The festival is shaping up well. Thanks to festival director Nate Kohn, the schedule, which is already released at ebertfest.com, includes appearances by filmmaker and U. of I. graduate Ang Lee; directors Paul Schrader, Sally Potter, Tom DiCillo, Bill Forsyth, Tarsem Singh, Jeff Nichols, Barry Avrich, Taggart Siegel, Eran Kolirin and Joseph Greco. We are also happy to welcome actors Joey Pantoliano, Aida Tuturro, Christine Lahti; and the Alloy Orchestra.
It was Schrader’s line from his screenplay for Martin Scorsese’s “Raging Bull” that inspired my acceptance of my bandaged appearance: “I ain’t a pretty boy no more.”

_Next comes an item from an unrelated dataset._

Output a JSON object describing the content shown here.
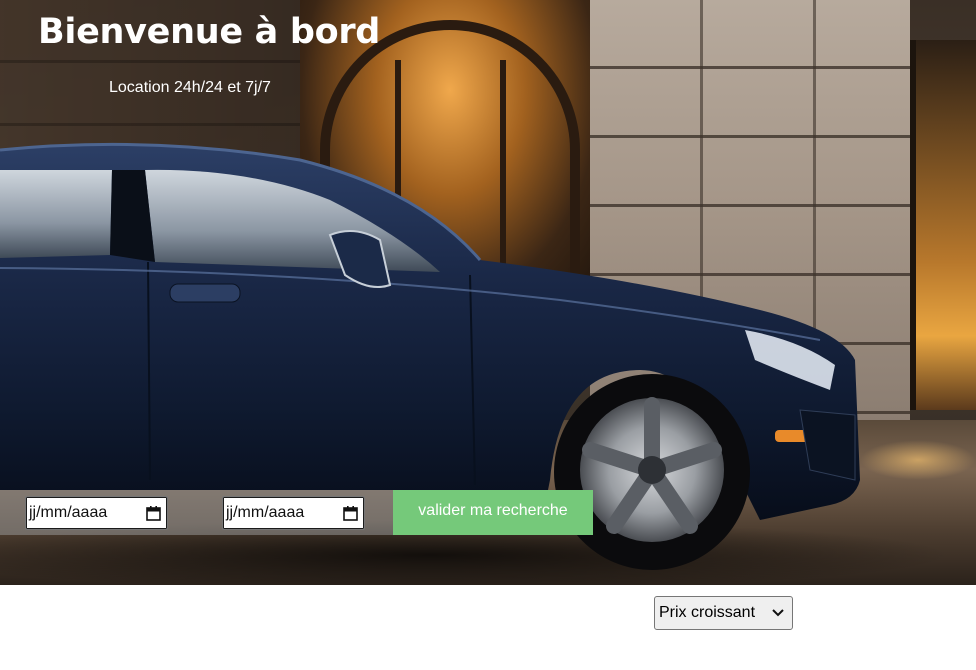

Assisting in the onstage Q&A sessions will be my TV partner, Richard Roeper; my Chicago Tribune colleague, Michael Phillips; my longtime friends, Time magazine film critic Richard Corliss and his wife, Mary, a film expert; Sony Pictures Classics president Michael Barker; film scholars David Bordwell and Kristin Thompson; Professor Eric Pierson; RogerEbert.com editor Jim Emerson; Movie City News editor David Poland; film scholar Hannah Fisher; and U. of I. alum and Sports Illustrated’s Bill Nack.
The longest distance commute to the festival will be Farmer John Peterson, who lives in northern Illinois but will fly in from New Zealand.
I am still cancer-free, and not ready to think about more surgery at this time. I should be content with the abundance I have.
So that’s the latest. I have been so moved by the messages I’ve received from so many of you. Thank you. Now let’s go to the movies.